### Records contained in a dataset
*** Begin section ***
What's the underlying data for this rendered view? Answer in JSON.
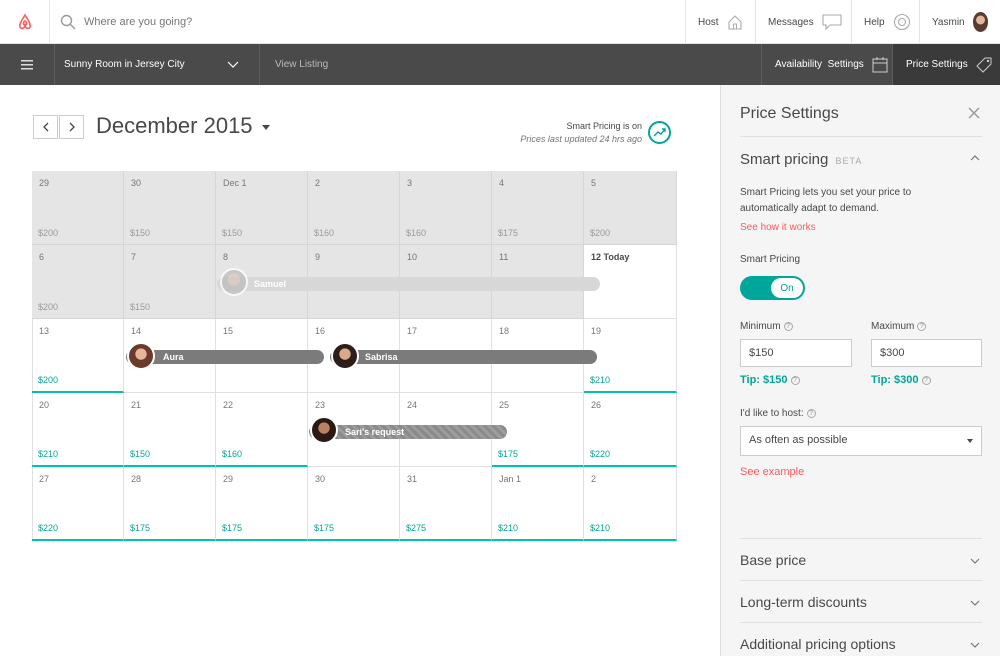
{
  "header": {
    "search_placeholder": "Where are you going?",
    "nav": [
      {
        "label": "Host"
      },
      {
        "label": "Messages"
      },
      {
        "label": "Help"
      },
      {
        "label": "Yasmin"
      }
    ]
  },
  "subbar": {
    "listing_title": "Sunny Room in Jersey City",
    "view_listing": "View Listing",
    "availability_settings": "Availability  Settings",
    "price_settings": "Price Settings"
  },
  "calendar": {
    "month_title": "December 2015",
    "smart_pricing_note": "Smart Pricing is on",
    "last_updated": "Prices last updated 24 hrs ago",
    "weeks": [
      [
        {
          "d": "29",
          "p": "$200",
          "past": true
        },
        {
          "d": "30",
          "p": "$150",
          "past": true
        },
        {
          "d": "Dec 1",
          "p": "$150",
          "past": true
        },
        {
          "d": "2",
          "p": "$160",
          "past": true
        },
        {
          "d": "3",
          "p": "$160",
          "past": true
        },
        {
          "d": "4",
          "p": "$175",
          "past": true
        },
        {
          "d": "5",
          "p": "$200",
          "past": true
        }
      ],
      [
        {
          "d": "6",
          "p": "$200",
          "past": true
        },
        {
          "d": "7",
          "p": "$150",
          "past": true
        },
        {
          "d": "8",
          "p": "",
          "past": true
        },
        {
          "d": "9",
          "p": "",
          "past": true
        },
        {
          "d": "10",
          "p": "",
          "past": true
        },
        {
          "d": "11",
          "p": "",
          "past": true
        },
        {
          "d": "12 Today",
          "p": "",
          "today": true
        }
      ],
      [
        {
          "d": "13",
          "p": "$200",
          "teal": true
        },
        {
          "d": "14",
          "p": ""
        },
        {
          "d": "15",
          "p": ""
        },
        {
          "d": "16",
          "p": ""
        },
        {
          "d": "17",
          "p": ""
        },
        {
          "d": "18",
          "p": ""
        },
        {
          "d": "19",
          "p": "$210",
          "teal": true
        }
      ],
      [
        {
          "d": "20",
          "p": "$210",
          "teal": true
        },
        {
          "d": "21",
          "p": "$150",
          "teal": true
        },
        {
          "d": "22",
          "p": "$160",
          "teal": true
        },
        {
          "d": "23",
          "p": ""
        },
        {
          "d": "24",
          "p": ""
        },
        {
          "d": "25",
          "p": "$175",
          "teal": true
        },
        {
          "d": "26",
          "p": "$220",
          "teal": true
        }
      ],
      [
        {
          "d": "27",
          "p": "$220",
          "teal": true
        },
        {
          "d": "28",
          "p": "$175",
          "teal": true
        },
        {
          "d": "29",
          "p": "$175",
          "teal": true
        },
        {
          "d": "30",
          "p": "$175",
          "teal": true
        },
        {
          "d": "31",
          "p": "$275",
          "teal": true
        },
        {
          "d": "Jan 1",
          "p": "$210",
          "teal": true
        },
        {
          "d": "2",
          "p": "$210",
          "teal": true
        }
      ]
    ],
    "reservations": [
      {
        "name": "Samuel"
      },
      {
        "name": "Aura"
      },
      {
        "name": "Sabrisa"
      },
      {
        "name": "Sari's request"
      }
    ]
  },
  "panel": {
    "title": "Price Settings",
    "smart_pricing_heading": "Smart pricing",
    "beta": "BETA",
    "description": "Smart Pricing lets you set your price to automatically adapt to demand.",
    "see_how": "See how it works",
    "smart_pricing_label": "Smart Pricing",
    "toggle_state": "On",
    "minimum_label": "Minimum",
    "maximum_label": "Maximum",
    "minimum_value": "$150",
    "maximum_value": "$300",
    "tip_min": "Tip: $150",
    "tip_max": "Tip: $300",
    "host_label": "I'd like to host:",
    "host_value": "As often as possible",
    "see_example": "See example",
    "sections": [
      "Base price",
      "Long-term discounts",
      "Additional pricing options"
    ]
  },
  "colors": {
    "brand": "#ff5a5f",
    "teal": "#00a699",
    "dark_bar": "#4a4a4a"
  }
}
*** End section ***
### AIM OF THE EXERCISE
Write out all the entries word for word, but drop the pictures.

### REPLY TO THE EXERCISE
What's the underlying data for this rendered view? Answer in JSON.
{
  "header": {
    "search_placeholder": "Where are you going?",
    "nav": [
      {
        "label": "Host"
      },
      {
        "label": "Messages"
      },
      {
        "label": "Help"
      },
      {
        "label": "Yasmin"
      }
    ]
  },
  "subbar": {
    "listing_title": "Sunny Room in Jersey City",
    "view_listing": "View Listing",
    "availability_settings": "Availability  Settings",
    "price_settings": "Price Settings"
  },
  "calendar": {
    "month_title": "December 2015",
    "smart_pricing_note": "Smart Pricing is on",
    "last_updated": "Prices last updated 24 hrs ago",
    "weeks": [
      [
        {
          "d": "29",
          "p": "$200",
          "past": true
        },
        {
          "d": "30",
          "p": "$150",
          "past": true
        },
        {
          "d": "Dec 1",
          "p": "$150",
          "past": true
        },
        {
          "d": "2",
          "p": "$160",
          "past": true
        },
        {
          "d": "3",
          "p": "$160",
          "past": true
        },
        {
          "d": "4",
          "p": "$175",
          "past": true
        },
        {
          "d": "5",
          "p": "$200",
          "past": true
        }
      ],
      [
        {
          "d": "6",
          "p": "$200",
          "past": true
        },
        {
          "d": "7",
          "p": "$150",
          "past": true
        },
        {
          "d": "8",
          "p": "",
          "past": true
        },
        {
          "d": "9",
          "p": "",
          "past": true
        },
        {
          "d": "10",
          "p": "",
          "past": true
        },
        {
          "d": "11",
          "p": "",
          "past": true
        },
        {
          "d": "12 Today",
          "p": "",
          "today": true
        }
      ],
      [
        {
          "d": "13",
          "p": "$200",
          "teal": true
        },
        {
          "d": "14",
          "p": ""
        },
        {
          "d": "15",
          "p": ""
        },
        {
          "d": "16",
          "p": ""
        },
        {
          "d": "17",
          "p": ""
        },
        {
          "d": "18",
          "p": ""
        },
        {
          "d": "19",
          "p": "$210",
          "teal": true
        }
      ],
      [
        {
          "d": "20",
          "p": "$210",
          "teal": true
        },
        {
          "d": "21",
          "p": "$150",
          "teal": true
        },
        {
          "d": "22",
          "p": "$160",
          "teal": true
        },
        {
          "d": "23",
          "p": ""
        },
        {
          "d": "24",
          "p": ""
        },
        {
          "d": "25",
          "p": "$175",
          "teal": true
        },
        {
          "d": "26",
          "p": "$220",
          "teal": true
        }
      ],
      [
        {
          "d": "27",
          "p": "$220",
          "teal": true
        },
        {
          "d": "28",
          "p": "$175",
          "teal": true
        },
        {
          "d": "29",
          "p": "$175",
          "teal": true
        },
        {
          "d": "30",
          "p": "$175",
          "teal": true
        },
        {
          "d": "31",
          "p": "$275",
          "teal": true
        },
        {
          "d": "Jan 1",
          "p": "$210",
          "teal": true
        },
        {
          "d": "2",
          "p": "$210",
          "teal": true
        }
      ]
    ],
    "reservations": [
      {
        "name": "Samuel"
      },
      {
        "name": "Aura"
      },
      {
        "name": "Sabrisa"
      },
      {
        "name": "Sari's request"
      }
    ]
  },
  "panel": {
    "title": "Price Settings",
    "smart_pricing_heading": "Smart pricing",
    "beta": "BETA",
    "description": "Smart Pricing lets you set your price to automatically adapt to demand.",
    "see_how": "See how it works",
    "smart_pricing_label": "Smart Pricing",
    "toggle_state": "On",
    "minimum_label": "Minimum",
    "maximum_label": "Maximum",
    "minimum_value": "$150",
    "maximum_value": "$300",
    "tip_min": "Tip: $150",
    "tip_max": "Tip: $300",
    "host_label": "I'd like to host:",
    "host_value": "As often as possible",
    "see_example": "See example",
    "sections": [
      "Base price",
      "Long-term discounts",
      "Additional pricing options"
    ]
  },
  "colors": {
    "brand": "#ff5a5f",
    "teal": "#00a699",
    "dark_bar": "#4a4a4a"
  }
}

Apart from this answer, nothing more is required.